_TASK DETAILS_.
For the data below, please report each line where the word "Video" is found.

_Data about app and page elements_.
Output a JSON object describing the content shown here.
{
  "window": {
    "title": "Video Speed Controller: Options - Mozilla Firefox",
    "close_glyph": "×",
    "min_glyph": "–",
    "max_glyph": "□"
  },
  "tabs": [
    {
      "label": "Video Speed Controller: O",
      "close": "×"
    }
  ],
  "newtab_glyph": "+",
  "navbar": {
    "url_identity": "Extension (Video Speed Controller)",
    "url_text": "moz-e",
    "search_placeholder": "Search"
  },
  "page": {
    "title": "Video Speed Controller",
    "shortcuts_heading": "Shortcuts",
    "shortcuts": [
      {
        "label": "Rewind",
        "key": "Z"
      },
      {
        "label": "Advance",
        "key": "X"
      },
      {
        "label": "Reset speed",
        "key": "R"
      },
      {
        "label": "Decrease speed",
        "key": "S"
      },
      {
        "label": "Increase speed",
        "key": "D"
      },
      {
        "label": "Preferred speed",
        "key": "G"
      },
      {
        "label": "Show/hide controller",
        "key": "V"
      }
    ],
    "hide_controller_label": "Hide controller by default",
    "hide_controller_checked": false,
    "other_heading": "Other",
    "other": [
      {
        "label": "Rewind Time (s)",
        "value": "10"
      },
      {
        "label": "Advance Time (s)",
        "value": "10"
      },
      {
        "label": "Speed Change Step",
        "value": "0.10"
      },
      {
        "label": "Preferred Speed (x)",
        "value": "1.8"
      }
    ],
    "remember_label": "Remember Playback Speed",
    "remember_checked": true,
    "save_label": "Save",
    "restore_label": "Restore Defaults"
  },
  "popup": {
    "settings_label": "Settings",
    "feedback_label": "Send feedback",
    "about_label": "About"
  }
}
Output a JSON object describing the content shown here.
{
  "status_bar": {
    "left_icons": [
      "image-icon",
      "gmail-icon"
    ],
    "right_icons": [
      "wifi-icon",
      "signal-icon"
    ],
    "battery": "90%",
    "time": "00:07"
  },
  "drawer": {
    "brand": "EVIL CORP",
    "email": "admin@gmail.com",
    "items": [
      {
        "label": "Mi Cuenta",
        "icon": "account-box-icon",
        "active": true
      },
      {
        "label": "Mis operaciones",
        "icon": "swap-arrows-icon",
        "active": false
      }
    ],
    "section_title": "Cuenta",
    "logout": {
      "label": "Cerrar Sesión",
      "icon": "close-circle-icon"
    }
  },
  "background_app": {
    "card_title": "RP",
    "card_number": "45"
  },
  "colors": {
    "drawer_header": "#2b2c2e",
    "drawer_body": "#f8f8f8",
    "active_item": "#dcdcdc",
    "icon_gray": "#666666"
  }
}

_ANSWER TO THIS PROBLEM_.
    "title": "Video Speed Controller: Options - Mozilla Firefox",
      "label": "Video Speed Controller: O",
    "url_identity": "Extension (Video Speed Controller)",
    "title": "Video Speed Controller",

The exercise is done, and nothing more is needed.